The Rugby League International Federation (RLIF) awarded the 17th World Cup more than two years ago to Sydney-based promoter Jason Moore, who unveiled grand plans to stage the tournament outside rugby league's traditional heartland for the first time.
Moore's proposals for a series of internationals to be played in the US in the run-up to 2025 were scrapped following the inaugural game in Denver which left both England and New Zealand out of pocket. He has now been stripped of the World Cup rights.
"The RLIF board has resolved that we have to take the rights back from Jason Moore and we have to run that tender process again to see who else is interested," RLIF chief executive Nigel Wood told the Press Association.
"That will happen in the second half of this year.
"It's gone back onto the market but that doesn't mean to say America or Canada are excluded - far from it.
"There have already been discussions with people who are interested in exploring how a World Cup would look in that continent.
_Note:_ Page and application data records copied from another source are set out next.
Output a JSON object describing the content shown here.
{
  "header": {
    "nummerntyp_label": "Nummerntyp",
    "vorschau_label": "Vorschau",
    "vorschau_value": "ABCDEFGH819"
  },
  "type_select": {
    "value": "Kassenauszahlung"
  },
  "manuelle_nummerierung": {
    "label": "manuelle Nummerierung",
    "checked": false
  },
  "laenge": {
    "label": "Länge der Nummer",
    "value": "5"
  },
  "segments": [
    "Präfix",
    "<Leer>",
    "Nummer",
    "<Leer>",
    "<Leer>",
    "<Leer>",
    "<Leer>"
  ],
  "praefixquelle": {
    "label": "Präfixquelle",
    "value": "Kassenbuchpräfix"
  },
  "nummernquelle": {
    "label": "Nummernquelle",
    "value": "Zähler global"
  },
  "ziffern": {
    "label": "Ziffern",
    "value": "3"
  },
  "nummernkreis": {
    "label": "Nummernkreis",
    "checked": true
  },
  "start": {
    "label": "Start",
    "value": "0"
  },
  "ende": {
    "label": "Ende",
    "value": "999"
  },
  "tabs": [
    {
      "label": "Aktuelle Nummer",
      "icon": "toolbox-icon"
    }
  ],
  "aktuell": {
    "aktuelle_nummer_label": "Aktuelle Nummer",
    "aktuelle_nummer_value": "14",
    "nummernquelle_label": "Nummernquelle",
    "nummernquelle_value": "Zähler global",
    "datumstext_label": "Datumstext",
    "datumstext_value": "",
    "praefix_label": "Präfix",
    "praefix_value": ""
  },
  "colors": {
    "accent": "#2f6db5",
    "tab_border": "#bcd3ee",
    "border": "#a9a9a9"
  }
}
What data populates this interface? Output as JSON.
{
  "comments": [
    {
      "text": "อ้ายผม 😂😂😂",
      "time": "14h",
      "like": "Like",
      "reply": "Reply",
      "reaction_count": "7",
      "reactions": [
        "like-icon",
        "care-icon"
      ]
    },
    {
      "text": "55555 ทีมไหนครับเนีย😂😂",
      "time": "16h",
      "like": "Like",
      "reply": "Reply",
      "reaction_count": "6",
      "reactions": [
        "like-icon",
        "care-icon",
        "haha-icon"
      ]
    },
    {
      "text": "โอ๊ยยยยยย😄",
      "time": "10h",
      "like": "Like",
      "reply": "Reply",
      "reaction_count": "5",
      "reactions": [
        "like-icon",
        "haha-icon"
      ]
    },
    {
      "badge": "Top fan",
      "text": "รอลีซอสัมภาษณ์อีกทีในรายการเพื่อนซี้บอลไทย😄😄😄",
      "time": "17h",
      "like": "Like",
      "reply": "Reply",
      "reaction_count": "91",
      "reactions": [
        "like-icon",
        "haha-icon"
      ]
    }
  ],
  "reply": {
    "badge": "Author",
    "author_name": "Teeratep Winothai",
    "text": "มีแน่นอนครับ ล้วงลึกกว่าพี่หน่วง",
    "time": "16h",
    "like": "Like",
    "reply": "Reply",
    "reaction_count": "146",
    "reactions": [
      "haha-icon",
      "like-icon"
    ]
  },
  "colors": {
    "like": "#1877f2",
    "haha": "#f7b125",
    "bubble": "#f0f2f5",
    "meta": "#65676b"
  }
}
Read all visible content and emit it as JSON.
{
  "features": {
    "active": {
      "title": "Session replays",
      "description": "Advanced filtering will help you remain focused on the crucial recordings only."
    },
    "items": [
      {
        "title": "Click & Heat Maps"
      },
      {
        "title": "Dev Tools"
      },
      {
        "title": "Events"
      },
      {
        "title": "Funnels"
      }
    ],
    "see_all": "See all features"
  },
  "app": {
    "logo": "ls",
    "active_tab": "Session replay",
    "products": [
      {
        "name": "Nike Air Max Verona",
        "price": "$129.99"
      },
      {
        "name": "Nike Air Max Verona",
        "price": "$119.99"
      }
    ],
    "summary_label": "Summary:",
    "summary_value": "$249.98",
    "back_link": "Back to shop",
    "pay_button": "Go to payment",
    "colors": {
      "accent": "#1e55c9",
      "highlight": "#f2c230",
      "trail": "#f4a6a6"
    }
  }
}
"So there's every chance it could still happen but it depends on the quality of the applications."
The 2021 World Cup will be held in England while Australia and New Zealand will host all the major internationals in 2019.
The return of the Great Britain tour was announced this week, along with the expanded Oceania Cup, and Wood has confirmed the national team will play as England in the inaugural World Cup of Nines to be held in Sydney on the weekend of October 18-19.
With no time for a qualifying competition, Wood says entry to the inaugural 12-team event will initially be by invitation.
"We're in final discussions with the NRL who are the hosts," he said.
"You'd expect all the leading nations to be participating. We are down to a final 12 and we expect to announce the line-up within the next month or so."
Australia, who have traditionally dragged their heels when it comes to the international game, declined to host the Lions this year, although they will tour England as the Kangaroos in 2020
Wood believes the outlook for the world game is positive. He said: "I think we should be excited about what the international season looks like. It's an area that the sport has under-delivered upon historically.
"I do think all nations are positive towards it but I also recognise that where you've got significant professional competitions like in Australia, you have to balance the workload on players."
Wood says the RLIF is working on an enhanced women's and emerging nations calendar, and looking at organising a tournament for the Armed Forces in Gallipoli.
"We're working with Turkey Rugby League on that," he said. "We just think there may be a unique opportunity to bring together every nation that was represented during that World War One campaign."